How To Write A Song! 13

by Jayme Gutierrez Posted in vlog | No Comments »

Now, before I start I just want to say that I don’t consider myself to be that good at it.
All I’m going to say on this post is what I have picked up over the years. So there’s probably lots that I don’t do, am doing wrong or should be doing at all! So please excuse me for that.
Now that I have the harmonies and everything done, it’s time to start mixing.
I usually find myself mixing the song as I’m putting it together. This results in a lot of cpu usage, from all the fx used on each track. So I usually end up having to work with high latencies (to gain more processing power). When the overloading cpu starts getting ridiculous, I start bouncing down the tracks that I am pleased with, or freezing them (a handy function in Cubase) to then be able to get rid of the xf, thus freeing up more processing power!
So anyway, by the time the song is ready for mixing I already have a small amount of it done!

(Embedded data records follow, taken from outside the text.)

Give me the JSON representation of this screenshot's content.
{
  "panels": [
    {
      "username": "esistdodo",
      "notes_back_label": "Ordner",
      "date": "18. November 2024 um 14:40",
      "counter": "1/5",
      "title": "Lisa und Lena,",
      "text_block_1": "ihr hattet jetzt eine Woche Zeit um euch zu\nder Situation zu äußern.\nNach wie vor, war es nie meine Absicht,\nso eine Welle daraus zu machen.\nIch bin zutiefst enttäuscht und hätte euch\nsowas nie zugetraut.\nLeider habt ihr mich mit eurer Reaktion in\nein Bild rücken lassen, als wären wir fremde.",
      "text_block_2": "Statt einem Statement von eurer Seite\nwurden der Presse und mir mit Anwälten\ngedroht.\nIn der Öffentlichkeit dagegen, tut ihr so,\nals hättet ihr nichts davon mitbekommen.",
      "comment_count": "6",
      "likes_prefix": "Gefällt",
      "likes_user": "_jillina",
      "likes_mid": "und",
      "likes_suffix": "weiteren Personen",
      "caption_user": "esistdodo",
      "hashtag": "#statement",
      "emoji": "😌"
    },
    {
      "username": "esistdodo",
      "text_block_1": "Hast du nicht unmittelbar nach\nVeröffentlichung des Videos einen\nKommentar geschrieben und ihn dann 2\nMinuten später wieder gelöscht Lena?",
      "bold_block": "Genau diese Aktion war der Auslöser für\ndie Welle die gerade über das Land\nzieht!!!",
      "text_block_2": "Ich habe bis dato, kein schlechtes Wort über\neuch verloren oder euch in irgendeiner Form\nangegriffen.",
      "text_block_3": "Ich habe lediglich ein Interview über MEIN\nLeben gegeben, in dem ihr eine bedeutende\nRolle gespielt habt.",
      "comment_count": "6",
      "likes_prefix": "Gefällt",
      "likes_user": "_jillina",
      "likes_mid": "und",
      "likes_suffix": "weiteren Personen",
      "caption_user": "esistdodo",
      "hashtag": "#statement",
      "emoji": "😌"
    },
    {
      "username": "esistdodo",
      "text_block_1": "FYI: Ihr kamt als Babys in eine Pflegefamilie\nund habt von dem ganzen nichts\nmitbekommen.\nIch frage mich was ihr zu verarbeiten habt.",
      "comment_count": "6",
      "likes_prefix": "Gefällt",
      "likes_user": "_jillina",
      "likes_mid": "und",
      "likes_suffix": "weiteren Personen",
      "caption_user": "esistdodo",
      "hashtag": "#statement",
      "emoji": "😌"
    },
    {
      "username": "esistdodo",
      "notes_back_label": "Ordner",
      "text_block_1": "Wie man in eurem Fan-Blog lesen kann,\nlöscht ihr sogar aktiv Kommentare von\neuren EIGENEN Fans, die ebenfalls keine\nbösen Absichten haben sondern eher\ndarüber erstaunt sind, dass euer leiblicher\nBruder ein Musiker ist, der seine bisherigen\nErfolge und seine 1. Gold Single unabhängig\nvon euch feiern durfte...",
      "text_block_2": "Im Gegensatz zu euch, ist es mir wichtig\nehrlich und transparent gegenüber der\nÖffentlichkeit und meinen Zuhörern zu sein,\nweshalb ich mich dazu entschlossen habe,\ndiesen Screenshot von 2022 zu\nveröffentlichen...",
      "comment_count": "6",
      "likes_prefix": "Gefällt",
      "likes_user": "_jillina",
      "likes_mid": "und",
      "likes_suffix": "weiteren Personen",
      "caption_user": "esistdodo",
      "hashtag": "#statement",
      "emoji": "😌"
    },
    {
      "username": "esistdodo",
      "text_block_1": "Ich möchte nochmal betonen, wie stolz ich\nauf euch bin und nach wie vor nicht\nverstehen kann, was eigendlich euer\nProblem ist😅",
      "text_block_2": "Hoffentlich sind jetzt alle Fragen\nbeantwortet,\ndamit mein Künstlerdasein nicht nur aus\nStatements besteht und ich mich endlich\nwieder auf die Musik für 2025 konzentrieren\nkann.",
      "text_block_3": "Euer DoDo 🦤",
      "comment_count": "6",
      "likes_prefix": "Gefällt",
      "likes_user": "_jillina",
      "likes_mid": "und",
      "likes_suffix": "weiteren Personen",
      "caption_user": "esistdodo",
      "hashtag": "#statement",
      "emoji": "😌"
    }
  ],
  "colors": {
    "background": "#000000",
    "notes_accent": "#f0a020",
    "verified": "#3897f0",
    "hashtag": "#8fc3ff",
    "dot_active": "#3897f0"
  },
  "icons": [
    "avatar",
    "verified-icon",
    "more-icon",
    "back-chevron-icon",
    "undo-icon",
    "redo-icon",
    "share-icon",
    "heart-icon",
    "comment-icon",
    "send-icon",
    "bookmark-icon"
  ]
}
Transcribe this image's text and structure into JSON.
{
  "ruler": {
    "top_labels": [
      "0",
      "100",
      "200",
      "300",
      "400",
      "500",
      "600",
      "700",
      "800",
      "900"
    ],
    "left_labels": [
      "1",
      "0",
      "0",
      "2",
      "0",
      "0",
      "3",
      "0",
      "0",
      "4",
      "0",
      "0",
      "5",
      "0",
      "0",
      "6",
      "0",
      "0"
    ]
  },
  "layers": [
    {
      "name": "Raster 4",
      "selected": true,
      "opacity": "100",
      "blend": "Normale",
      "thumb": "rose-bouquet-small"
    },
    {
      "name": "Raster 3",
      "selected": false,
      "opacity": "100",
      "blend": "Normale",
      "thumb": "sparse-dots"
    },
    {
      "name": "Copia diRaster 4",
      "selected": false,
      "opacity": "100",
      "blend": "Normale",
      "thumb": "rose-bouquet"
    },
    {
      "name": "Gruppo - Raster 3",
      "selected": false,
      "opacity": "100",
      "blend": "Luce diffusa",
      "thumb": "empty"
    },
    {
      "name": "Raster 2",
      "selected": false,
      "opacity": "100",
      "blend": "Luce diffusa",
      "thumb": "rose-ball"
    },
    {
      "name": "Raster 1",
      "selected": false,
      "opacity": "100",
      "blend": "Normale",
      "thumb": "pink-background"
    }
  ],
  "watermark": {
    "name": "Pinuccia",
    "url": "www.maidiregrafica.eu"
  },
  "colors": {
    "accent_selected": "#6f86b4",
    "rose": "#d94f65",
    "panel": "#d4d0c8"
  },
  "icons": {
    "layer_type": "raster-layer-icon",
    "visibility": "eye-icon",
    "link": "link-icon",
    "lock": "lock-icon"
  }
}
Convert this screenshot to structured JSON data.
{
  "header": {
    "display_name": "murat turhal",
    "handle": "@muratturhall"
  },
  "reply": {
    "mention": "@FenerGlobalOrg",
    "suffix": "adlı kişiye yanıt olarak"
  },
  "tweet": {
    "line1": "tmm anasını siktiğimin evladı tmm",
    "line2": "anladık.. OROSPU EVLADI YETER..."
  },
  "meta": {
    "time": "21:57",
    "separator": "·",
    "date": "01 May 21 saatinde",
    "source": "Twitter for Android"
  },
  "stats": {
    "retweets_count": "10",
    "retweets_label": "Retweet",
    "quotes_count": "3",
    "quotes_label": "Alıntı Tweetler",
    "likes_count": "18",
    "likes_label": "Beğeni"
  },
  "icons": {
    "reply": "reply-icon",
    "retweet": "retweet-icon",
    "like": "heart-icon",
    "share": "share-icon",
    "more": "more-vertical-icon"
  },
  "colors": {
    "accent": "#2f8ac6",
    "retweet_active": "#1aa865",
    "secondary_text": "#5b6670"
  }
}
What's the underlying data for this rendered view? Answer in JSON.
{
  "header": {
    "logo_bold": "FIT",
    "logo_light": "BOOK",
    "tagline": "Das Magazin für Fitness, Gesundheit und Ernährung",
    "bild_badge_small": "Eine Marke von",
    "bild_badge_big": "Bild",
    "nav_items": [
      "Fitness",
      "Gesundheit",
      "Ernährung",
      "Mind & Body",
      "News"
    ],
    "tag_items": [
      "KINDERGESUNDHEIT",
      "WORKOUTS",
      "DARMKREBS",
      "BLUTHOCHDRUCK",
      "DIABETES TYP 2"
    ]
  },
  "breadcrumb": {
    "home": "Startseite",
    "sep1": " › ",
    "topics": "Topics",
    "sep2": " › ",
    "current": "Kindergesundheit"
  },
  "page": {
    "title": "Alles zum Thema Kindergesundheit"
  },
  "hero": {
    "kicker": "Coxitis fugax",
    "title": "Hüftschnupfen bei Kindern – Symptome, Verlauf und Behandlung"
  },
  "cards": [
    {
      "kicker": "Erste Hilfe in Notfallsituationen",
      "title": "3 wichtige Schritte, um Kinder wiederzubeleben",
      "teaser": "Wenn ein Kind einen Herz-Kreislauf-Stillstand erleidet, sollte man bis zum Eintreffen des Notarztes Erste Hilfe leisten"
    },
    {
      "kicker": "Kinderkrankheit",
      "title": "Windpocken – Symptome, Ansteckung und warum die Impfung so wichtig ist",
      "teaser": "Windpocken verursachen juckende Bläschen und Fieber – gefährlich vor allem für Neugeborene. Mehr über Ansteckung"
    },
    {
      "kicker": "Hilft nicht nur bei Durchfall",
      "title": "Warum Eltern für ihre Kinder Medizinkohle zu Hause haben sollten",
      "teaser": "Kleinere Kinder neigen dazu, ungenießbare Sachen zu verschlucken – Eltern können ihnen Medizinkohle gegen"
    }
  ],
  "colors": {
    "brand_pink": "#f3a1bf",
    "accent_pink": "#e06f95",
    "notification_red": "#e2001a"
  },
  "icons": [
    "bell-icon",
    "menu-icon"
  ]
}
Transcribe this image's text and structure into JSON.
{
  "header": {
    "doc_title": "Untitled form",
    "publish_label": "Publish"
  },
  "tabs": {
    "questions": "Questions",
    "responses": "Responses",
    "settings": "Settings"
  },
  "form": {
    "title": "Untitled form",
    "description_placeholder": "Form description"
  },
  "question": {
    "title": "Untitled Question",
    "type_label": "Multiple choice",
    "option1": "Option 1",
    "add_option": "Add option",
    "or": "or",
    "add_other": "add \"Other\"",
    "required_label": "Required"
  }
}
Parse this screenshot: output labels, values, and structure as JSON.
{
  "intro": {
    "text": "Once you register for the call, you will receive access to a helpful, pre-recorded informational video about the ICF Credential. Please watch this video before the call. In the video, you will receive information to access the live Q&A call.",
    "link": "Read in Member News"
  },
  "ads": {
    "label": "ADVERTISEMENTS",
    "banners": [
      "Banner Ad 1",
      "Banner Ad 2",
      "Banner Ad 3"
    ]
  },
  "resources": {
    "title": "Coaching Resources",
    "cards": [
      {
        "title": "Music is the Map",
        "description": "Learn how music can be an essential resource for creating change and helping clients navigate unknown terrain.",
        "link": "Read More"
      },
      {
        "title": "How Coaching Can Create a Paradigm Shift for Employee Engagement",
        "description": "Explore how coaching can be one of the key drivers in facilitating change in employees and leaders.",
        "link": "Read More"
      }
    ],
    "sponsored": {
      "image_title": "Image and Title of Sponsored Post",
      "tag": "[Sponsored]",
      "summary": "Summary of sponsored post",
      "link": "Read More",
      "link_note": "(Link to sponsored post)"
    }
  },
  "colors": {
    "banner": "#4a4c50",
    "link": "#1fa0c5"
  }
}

The first step I take, I like to call ‘clean up’, is basically going through each track, rolling off (cutting out, by equalizing, EQ for short) the bottom end of any track that doesn’t require any bass. The more tracks you have of something, the louder it becomes. So by doing this, the bottom end of the spectrum remains clean, leaving more clean space for anything that does require bass.
Then I go listening to each track “soloed”, checking for clicks and pops that could have been created from badly chopped audio. Then I check the sync to make sure that there aren’t any notes or beats out of place that could cause a problem later on.
After that, I’ll listen to the whole track and decide what sounds are the most important and when they need to stand out.
The kick-drum and snare-drum are quite important, seeing as they are what define the beat. But sometimes the bass-line can make it hard to hear the attack of the kick-drum, when there are notes that coincide.
A way around this is to move the bass line slightly so that it plays a bit later than the kick, just a tiny bit after, I’m talking milliseconds here! That way the kick gets heard before the bass, as if it were the sound that you hear when plucking a bass note.

I’ve usually already spent ages tweaking the guitars throughout the recording of everything, so it’s just a case of getting the right volume, and the smallest of adjustments make all the difference!

The main vocal is the most important, obviously. But it can sometimes stand out too much; if a song gets quite busy, the vocal needs to be turned up, but turning it up so that it’s clear enough to hear can sometimes make it sound almost too up close. A handy way to be able to get more volume without the vocal sounding out of place is to give the illusion of it being further away by putting on some reverb or delay on it (room sound or echo), making it sound like it’s in a far away room. Getting the right delay or room sound can take a while because it may sound good on it’s own, but then when played with the whole track it could sound rubbish! That’s why it’s a good idea to mix with everything playing, that way it’s easier to hear what the changes, that are made to each part, actually do to the whole flavour of the track.

I am being very vague about all of this, and have left out lots because otherwise this post would be too long and boring, so I’ll cut it short and leave it there for now…